Treatments, lab tests and countless trips to the hospital keeps the mother of five on her toes. Andrew is currently in “maintenance” of his battle with leukemia.
“It hit him and hit him hard,” she shared. “But all things considered, he’s done very, very well. It’s our life and it’s the new normal really.”
Although Andrew misses school due to illness and side effects from his treatments, he’s still a typical 8 year 0ld who loves to play sports.
“I couldn’t reach up to light it up,” Andrew said of the Torch of Hope ceremony.
Andrew shared how he goes to school and enjoys specials classes.
Friends and family rallied behind Andrew who can’t wait for the day his port is removed so he can participate in wrestling alongside his uncle, who is a coach.
“I want to wrestle with my uncle,” he said, poking his balloon sword at various family members who came to the Relay for Life event to support him and thousands of others affected by cancer this weekend.
Miami County Relay for Life event chair Nicole Bolin said the organization raised approximately $236,000 in 2013, $48,000 more than the 2012 event.
Bolin became involved with Relay for Life in 2005 in support of her best friend since eighth grade, Sabrina Garman, who was diagnosed with non-Hodgkin’s lymphoma.
“When Sabrina was diagnosed in 2005, that was a shock to me,” Bolin shared.

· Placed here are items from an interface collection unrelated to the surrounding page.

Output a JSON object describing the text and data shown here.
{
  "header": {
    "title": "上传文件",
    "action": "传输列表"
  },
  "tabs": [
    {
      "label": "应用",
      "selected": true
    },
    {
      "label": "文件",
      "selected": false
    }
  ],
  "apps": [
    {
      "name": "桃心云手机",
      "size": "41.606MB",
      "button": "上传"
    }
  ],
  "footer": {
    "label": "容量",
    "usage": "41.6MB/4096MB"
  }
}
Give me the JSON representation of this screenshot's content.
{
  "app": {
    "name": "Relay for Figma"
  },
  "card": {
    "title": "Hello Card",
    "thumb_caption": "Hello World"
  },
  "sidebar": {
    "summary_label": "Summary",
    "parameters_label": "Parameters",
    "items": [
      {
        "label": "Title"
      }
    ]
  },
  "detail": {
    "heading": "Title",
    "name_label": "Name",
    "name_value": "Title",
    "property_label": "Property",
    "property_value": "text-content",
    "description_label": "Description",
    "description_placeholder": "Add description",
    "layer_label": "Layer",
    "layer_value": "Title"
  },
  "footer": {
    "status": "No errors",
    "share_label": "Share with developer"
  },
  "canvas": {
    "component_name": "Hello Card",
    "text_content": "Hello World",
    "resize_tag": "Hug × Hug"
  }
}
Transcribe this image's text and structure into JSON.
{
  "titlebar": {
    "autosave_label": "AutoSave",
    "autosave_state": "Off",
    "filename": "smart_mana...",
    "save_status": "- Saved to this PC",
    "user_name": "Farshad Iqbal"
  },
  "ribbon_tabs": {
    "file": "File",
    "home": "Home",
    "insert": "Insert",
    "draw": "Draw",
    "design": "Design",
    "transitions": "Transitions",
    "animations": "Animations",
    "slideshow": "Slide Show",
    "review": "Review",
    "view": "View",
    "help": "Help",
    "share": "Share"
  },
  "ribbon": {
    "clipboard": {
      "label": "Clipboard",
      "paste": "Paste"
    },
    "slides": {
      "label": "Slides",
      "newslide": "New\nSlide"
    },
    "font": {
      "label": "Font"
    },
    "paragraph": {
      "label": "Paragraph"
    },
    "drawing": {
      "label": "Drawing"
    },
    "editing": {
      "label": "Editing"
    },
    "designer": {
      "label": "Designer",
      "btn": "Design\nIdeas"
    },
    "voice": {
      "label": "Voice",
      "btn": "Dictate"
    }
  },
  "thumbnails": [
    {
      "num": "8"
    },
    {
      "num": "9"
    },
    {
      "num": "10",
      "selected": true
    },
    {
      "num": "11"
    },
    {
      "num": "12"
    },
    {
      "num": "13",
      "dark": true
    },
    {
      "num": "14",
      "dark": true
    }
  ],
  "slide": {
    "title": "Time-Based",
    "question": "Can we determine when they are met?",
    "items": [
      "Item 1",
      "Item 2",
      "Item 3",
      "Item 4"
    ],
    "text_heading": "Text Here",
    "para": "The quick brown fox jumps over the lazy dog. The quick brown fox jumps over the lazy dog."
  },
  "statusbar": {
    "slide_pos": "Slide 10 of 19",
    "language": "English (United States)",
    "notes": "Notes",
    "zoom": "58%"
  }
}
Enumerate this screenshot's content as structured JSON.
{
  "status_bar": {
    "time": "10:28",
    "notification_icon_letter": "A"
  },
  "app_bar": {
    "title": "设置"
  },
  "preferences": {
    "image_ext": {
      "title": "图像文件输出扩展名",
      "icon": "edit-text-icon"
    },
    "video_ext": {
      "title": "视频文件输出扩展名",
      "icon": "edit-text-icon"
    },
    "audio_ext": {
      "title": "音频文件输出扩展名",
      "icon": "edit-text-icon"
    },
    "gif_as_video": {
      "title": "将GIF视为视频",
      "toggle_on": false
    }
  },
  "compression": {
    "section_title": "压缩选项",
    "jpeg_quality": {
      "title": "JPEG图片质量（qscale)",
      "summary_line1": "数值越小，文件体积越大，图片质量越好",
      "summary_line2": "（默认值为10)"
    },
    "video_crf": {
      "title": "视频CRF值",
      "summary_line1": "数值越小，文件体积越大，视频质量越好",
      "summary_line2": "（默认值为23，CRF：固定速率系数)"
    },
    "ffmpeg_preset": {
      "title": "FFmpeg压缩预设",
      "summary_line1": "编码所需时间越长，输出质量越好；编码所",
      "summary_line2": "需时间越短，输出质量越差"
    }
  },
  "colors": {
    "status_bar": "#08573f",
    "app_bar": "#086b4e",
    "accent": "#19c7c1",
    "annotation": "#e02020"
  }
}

Sharing stories of her family members who have battled various cancers and then the disease striking her best friend, Bolin said her involvement with Relay for Life has grown over the years to raise money for Miami County cancer survivors.
“It’s great to support a cause like Relay for Life because it gets the community together to rally for support,” Bolin said.
Bolin shared how 70 cents from every dollar stays in Miami County. It is the 20th Relay for Life held in Miami County. This year’s theme is entitled “20 years of Fighting Back.”
“It’s neat to see all the ways the teams have incorporated this year’s theme with their T-shirts, booths and fundraisers,” Bolin said. “It’s fun to see teams take that and turn it in to something in their own way.”
Bolin, 34, of Troy, said more than 56 teams with more than 500 registered supporters have pledged their support for the American Cancer Society. Bolin’s team, Sab’s PAWS, was started for her best friend to support her fight with the disease. Bolin said the chapter hopes to reach its goal of $250,000 for 2014. During the last 20 years, Bolin said the Miami County Relay for Life has raised more than $3 million.
Supporters will participate in the annual fundraiser through noon today. To donate to the Miami County Relay for Life, visit www.relayforlife.org and search for “Miami County, Ohio.”
Melanie Yingst can be reached at (937) 440-5254, email at firstname.lastname@example.org or follow her on Twitter @Troydailynews